QR codes on door - teacher and musician

Both my head of department and I were frustrated by the lack of orchestral knowledge demonstrated by pupils in Key Stage 4. To combat this, I made QR codes that linked to relevant YouTube videos and made them readily available to all students.  I put the codes on our office door, corridors and classroom walls and it wasn’t long before students were scanning the codes during break times and learning what that elusive oboe actually sounded like.Interactive displaysFollowing the success of my QR fly-posting, I started to create some interactive displays. I knew I could print off some student’s work and display it but music is also about listening! I uploaded (anonymously might I add) students’ work to YouTube and created QR codes that linked to them. We soon had an examples of A*, B and C grade performances and compositions that students could listen to on their smart devices both in and out of lessons.Feedback with QR codes

feedback with QR codes - teacher and musician

As the academic year came to a close, I moved to a new school and took my QR coding passion with me. As I didn’t know these students, I got my KS4-5 students to sit a short test in one of their first lessons. When I gave back the tests in the following lesson, I also included QR codes that linked to helpful websites or simple pictures or my handwritten notes on a piece of manuscript paper.  Since then, I have also used QR codes to recommended further listening and provide model essay answers.  I appreciate that most of these resources could simply be photocopied or printed out but I wanted to offer them a wider range of interactive resources to encourage more independent learning. Not to mention that it also cuts down on the reprographics bill!

QR codes on handouts

When I started at my new school, one thing that excited me the most was the Year 7 Bring Your Own Device (BYOD) project, where all Year 7s would come to school armed with tablets and smart phones to enhance their learning. This negated the issue of whether or not mobile devices were permitted in the school and I saw this a great opportunity. My Musical Futures inspired handouts were soon peppered with QR codes featuring links to the song, the lyrics and even extension tasks.With QR codes, I could fit a lot more useful information onto one side of A4. Students could now listen to the songs as well as play and sing along within their group work with much more ease and efficiency. My extension tasks were mainly links to videos helping students learn the melodies and counter melodies in songs, which really helped to engage them.

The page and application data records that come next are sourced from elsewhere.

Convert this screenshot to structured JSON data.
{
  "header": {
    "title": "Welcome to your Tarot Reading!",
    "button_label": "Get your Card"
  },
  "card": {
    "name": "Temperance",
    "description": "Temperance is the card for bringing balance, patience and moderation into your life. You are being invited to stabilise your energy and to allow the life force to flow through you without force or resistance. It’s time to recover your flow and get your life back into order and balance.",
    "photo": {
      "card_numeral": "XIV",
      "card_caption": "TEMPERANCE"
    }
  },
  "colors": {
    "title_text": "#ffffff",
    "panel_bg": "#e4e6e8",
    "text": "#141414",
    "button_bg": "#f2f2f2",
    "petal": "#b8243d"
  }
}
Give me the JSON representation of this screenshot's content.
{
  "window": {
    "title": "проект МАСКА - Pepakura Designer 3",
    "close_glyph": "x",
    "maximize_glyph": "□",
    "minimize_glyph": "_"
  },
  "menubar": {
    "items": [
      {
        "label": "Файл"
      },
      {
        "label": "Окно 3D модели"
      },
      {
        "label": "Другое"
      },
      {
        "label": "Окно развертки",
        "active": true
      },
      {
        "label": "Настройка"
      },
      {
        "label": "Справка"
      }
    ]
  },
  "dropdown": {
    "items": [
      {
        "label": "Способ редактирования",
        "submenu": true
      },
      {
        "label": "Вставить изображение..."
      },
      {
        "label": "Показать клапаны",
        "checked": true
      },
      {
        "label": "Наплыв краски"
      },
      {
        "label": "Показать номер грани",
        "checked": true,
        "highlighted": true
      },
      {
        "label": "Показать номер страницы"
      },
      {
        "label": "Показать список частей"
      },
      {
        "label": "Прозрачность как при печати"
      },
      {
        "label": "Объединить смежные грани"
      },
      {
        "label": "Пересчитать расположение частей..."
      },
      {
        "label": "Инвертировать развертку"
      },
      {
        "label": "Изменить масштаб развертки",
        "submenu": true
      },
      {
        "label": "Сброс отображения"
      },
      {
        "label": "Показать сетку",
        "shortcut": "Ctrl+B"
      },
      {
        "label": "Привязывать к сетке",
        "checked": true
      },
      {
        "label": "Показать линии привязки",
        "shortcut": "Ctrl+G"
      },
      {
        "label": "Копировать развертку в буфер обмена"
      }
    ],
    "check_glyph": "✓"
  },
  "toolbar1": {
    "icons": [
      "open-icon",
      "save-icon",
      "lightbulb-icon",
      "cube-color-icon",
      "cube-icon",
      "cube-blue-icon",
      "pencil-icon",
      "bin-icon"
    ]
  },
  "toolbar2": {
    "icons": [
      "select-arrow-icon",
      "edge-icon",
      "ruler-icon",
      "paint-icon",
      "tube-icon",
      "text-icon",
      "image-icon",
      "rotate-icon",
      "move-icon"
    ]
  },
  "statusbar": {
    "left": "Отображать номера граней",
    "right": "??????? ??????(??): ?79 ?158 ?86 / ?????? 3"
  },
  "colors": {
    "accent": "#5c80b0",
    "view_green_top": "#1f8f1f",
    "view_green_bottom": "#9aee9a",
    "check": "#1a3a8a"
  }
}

Like every school, we have publications that go out to parents and carers. I have now managed to include some QR codes of students’ KS5 compositions into the next school magazine. I think it’s the best way to allow parents to hear the quality of work the students have achieved and promote music throughout the school.QR codes on homework – wider listening and hintsMy most recent venture with QR codes has been with homework. In my current school, I don’t believe the music department is implementing homework opportunities to their full potential and I want this to change for the following year. With that in mind, I have created a few example homework sheets that include QR codes. The codes link to YouTube videos for listening, images and plain text.

Instead of taking students to a website, the plain text option means that a small text box will appear on students’ smart devices. So far, I’ve used this to encode little hints, tips and key vocabulary.  I’m sure the possibilities are endless.

I’m currently creating listening homework sheets for KS4 where students will scan the codes and answer exam type questions to aid them in preparation for the listening and appraising examination.

Collecting data?

I’m keen to start using Bitly links in my QR codes so that I can track how frequently the codes are being used. I think this could lead to some interesting data on the students’ use of mobile technology.  I have also considered encoding an email address as a QR code, which would allow KS4-5 students to email me questions about tasks undertaken in class or their homework queries. This can be very useful as sometimes students can’t always fit their questions into a tweet!